# Assignment:
Please report every line in the entries that contains the string "Control".

# Data provided:
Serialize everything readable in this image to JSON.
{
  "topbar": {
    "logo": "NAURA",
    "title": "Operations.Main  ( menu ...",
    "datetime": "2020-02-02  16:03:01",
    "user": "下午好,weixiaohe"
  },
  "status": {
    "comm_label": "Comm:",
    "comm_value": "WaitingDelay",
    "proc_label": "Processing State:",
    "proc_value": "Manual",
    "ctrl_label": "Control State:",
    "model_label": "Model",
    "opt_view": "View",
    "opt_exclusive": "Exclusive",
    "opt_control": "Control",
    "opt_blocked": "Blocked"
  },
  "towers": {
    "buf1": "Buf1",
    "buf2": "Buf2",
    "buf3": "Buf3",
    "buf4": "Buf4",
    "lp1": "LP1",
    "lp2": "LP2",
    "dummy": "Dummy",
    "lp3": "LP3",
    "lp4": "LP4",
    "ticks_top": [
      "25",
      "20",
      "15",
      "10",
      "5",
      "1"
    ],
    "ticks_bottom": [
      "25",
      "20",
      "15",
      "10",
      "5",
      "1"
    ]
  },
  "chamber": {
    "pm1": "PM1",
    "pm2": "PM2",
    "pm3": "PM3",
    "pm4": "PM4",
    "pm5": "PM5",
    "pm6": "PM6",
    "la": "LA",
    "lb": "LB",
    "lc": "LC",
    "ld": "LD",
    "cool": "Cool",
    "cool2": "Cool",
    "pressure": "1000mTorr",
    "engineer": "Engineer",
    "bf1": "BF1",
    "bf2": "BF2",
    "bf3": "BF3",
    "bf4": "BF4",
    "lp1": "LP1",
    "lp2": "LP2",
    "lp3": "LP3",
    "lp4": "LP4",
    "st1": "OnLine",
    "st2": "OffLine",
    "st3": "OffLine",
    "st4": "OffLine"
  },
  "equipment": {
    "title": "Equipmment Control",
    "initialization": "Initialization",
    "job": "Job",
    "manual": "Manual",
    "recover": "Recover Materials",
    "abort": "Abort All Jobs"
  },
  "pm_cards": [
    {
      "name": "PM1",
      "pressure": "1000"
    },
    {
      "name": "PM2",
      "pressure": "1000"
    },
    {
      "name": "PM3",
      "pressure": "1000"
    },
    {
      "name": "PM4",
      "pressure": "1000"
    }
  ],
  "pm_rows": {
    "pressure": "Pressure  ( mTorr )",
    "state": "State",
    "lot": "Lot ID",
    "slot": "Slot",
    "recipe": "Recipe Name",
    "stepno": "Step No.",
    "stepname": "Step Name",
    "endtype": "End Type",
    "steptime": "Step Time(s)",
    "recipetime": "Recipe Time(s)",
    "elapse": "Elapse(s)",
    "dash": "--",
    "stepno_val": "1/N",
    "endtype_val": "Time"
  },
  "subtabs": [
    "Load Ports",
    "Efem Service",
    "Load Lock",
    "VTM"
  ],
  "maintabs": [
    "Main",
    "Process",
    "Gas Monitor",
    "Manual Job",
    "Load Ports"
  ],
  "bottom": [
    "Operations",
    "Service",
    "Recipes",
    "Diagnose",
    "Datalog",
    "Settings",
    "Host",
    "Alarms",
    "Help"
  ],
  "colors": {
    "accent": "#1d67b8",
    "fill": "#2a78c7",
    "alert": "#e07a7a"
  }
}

# Task output:
    "ctrl_label": "Control State:",
    "opt_control": "Control",
    "title": "Equipmment Control",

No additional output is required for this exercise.